CME: Lower Feedlot Cattle, Sow Slaughter Steady20 December 2012
US - Analysts expect USDA’s December Cattle on Feed report, due out on Friday afternoon, to continue to pattern of the past few months, indicating lower cattle numbers in the surveyed feedlots, write Steve Meyer and Len Steiner.
As has been the case with the last several reports, most attention is likley
to focus on the placement number given the U.S. pasture and range conditions and progressively smaller calf crops. Relative to recent months,
analysts expect this month’s number to be closer to the 2012 level.
Should the analysts’ average prediction of 93.4 per cent of year-ago level be
true, it would imply the smallest year-on-year reduction in both actual
numbers and percentage since June.
For some time, we noted that this year’s numbers were being compared to unusually large numbers last year but it is important to note that last year’s placements in both October and November were VERY close to the 5-year average, meaning they, though large, were not unusually so.
Further, the range of the analysts’ estimates is not large — at least for this number, which sometimes sees widely divergent predictions — suggesting some degree of consensus for November placements. The estimate range implies placements of 1.7 to 1.8 million head.
Should the average estimate for year-on-year change in feedlot inventories (93.4 per cent) be true, the December 1 number will be 11.259 million head, the smallest December number since 2002. And, where placements got closer to year-ago levels October and are expected to do so again in November, the feedlot inventory is getting farther and farther from the levels of both last year and the 2006-2010 average.
The reason, of course, is that the inventory of cattle in these lots is the cumulative result of these smaller placemnts. It is important also to note that the first of those smaller placements versus one year earlier occurred in July and those cattle will not, for the most part, be in the slaughter mix until January or later. Bottom line: We still haven’t seen the impacts of these lower feedlot numbers in steer and heifer slaughter.
Look for a recap of the Cattle On Feed report in Monday’s DLR.
Where is the U.S. swine breeding herd headed? That is a
question on many minds as we approach the next quarterly Hogs and
Pigs report on December 28.
The 2012 drought and sharply higher feed costs had many expecting a significant liquidation last summer but the data certainly do not suggest a large shift and may not suggest much of a change at all relative to September 1 or next year.
Chicago-based analyst Kevin Bost, in his excellent weekly 'Meat Markets Under a Microscope' newsletter pointed out that sow slaughter as a percentage of the breeding herd was quite high in September, moderated in October, basically matching the five-year average for the month, but then fell to its lowest November level since 2008. “Wonder of wonders, this pattern coincided with the hog market’s price performance,” wrote Bost. And we heartily agree.
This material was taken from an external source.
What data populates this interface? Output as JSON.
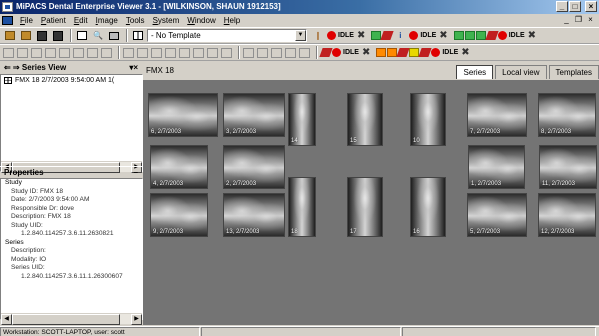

As cash hogs and Lean Hogs futures recovered from the “get them off feed” supply flood of August and September, producers’ outlook for the future improved — as well it should have with a number of 2013 months turning profitable and forecast losses getting as low as $1.54/head.
That figure has gotten less favorable in recent weeks but this is usually the worst of cash hog prices and as cash improves so will futures. Bost goes on to say he expects the breeding herd to be down 0.3 to 0.4% in the December report.
We think that is a pretty reasonable number at this point. USDA called Dec-Feb farrowings at 98.5 per cent of last year, a figure that Bost thinks looks reasonable. But will a Dec 1 herd only slightly smaller than last year result in farrowing reductions that large from March forward? That seems a stretch and, should litters continue to grow 1-2 per cent/year, there may be plenty of pigs next fall.
TheMeatSite News Desk